WORK ITEM:
If a line of the data below holds the word "familiar", list it.

Stored dataset items
**********
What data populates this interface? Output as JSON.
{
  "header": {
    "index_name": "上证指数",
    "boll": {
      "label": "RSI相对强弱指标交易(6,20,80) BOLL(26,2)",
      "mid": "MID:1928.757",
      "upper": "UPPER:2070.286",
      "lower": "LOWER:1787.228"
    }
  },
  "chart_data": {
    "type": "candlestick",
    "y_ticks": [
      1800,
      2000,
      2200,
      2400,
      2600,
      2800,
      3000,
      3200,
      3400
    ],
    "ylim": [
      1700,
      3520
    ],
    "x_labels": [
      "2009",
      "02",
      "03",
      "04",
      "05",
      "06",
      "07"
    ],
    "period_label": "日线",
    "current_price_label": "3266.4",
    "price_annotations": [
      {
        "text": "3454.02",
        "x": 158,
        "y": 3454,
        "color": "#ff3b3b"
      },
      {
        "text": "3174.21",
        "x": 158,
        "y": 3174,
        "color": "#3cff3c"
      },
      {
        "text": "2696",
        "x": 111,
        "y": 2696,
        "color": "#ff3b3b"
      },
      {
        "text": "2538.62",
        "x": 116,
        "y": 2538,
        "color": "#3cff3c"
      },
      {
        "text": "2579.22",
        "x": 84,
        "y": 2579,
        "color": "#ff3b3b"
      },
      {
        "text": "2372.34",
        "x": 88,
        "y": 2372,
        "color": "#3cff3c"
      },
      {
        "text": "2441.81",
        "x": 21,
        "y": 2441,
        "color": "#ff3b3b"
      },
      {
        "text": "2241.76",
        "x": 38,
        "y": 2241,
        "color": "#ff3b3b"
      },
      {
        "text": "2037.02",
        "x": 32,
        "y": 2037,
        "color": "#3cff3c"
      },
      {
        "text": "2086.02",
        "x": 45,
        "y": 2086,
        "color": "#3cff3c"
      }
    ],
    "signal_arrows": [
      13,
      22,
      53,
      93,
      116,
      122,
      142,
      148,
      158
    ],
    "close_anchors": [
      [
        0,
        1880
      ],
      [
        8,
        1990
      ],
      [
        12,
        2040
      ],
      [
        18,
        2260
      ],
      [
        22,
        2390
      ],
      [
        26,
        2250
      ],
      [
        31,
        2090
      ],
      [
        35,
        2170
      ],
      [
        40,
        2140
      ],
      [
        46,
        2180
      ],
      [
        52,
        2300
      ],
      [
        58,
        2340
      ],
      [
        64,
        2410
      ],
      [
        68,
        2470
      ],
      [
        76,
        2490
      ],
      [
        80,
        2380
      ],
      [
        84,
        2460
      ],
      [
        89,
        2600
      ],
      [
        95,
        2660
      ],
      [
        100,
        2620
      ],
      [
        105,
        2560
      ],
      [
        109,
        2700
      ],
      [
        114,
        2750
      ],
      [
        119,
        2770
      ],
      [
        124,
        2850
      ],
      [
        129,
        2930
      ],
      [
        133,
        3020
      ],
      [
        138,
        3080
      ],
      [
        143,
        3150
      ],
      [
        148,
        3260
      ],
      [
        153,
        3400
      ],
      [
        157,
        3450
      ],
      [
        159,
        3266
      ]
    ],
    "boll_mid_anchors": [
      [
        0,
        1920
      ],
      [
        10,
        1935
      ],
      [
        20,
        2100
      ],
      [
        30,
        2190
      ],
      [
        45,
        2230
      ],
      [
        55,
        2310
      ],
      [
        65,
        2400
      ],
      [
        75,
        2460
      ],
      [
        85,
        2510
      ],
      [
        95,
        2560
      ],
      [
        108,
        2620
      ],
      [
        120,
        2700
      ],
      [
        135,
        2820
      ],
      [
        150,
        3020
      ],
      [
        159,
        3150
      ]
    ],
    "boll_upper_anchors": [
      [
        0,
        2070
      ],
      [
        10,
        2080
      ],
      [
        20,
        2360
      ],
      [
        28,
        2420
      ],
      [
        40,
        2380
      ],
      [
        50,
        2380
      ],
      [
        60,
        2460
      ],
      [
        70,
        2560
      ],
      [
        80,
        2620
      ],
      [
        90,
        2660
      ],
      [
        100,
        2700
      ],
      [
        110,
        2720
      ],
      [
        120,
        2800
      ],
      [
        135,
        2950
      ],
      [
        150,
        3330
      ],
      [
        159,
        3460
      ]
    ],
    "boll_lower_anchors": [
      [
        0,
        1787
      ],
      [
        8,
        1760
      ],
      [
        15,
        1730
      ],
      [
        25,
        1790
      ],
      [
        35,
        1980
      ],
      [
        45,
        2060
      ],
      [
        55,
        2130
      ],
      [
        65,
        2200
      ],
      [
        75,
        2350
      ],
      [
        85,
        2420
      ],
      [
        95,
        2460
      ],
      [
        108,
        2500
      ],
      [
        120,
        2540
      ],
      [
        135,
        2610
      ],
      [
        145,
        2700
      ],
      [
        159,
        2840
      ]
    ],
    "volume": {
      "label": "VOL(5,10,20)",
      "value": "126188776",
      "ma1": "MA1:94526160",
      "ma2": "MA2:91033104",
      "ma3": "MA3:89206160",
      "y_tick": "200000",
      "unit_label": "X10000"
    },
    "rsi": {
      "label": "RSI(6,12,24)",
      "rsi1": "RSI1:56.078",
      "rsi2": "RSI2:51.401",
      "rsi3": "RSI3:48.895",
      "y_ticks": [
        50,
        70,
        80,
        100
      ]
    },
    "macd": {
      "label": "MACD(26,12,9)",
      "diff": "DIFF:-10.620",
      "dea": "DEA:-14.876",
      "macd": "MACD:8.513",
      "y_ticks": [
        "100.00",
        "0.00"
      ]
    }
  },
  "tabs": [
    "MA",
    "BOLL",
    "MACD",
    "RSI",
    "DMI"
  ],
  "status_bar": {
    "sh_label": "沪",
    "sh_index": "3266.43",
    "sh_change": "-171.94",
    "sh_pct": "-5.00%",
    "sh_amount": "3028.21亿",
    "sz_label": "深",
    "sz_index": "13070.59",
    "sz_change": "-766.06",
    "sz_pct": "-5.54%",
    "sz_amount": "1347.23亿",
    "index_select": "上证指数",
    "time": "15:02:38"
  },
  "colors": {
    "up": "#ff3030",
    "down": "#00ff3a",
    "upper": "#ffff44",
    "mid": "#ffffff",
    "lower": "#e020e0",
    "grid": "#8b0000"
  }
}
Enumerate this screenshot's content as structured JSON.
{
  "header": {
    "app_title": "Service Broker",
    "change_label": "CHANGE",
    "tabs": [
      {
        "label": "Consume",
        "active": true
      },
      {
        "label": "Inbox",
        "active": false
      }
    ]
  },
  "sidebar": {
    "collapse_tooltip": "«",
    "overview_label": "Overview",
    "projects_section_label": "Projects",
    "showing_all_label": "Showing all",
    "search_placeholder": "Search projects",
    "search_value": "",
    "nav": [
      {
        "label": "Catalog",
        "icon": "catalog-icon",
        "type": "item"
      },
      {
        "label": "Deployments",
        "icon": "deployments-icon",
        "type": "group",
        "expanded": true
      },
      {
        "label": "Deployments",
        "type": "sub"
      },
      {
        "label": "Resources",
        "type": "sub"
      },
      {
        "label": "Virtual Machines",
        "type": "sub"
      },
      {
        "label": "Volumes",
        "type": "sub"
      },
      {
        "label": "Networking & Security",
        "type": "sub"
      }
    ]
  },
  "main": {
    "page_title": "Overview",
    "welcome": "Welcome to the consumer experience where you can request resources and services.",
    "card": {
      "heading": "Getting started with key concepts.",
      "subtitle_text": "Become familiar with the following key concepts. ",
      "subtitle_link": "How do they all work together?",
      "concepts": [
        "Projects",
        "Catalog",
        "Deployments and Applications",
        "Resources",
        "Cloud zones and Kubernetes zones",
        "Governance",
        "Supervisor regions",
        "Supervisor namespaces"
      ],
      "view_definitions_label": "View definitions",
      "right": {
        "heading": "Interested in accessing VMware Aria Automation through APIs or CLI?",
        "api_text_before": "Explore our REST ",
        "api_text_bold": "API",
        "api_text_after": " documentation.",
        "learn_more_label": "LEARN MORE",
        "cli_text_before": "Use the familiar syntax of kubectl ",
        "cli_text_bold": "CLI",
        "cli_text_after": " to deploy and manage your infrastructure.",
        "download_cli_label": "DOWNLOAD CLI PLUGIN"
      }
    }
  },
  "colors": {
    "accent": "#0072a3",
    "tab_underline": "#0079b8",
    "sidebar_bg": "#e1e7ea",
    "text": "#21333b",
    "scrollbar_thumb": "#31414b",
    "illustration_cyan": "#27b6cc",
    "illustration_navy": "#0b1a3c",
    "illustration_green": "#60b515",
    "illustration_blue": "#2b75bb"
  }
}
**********
TASK ANSWER:
      "subtitle_text": "Become familiar with the following key concepts. ",
        "cli_text_before": "Use the familiar syntax of kubectl ",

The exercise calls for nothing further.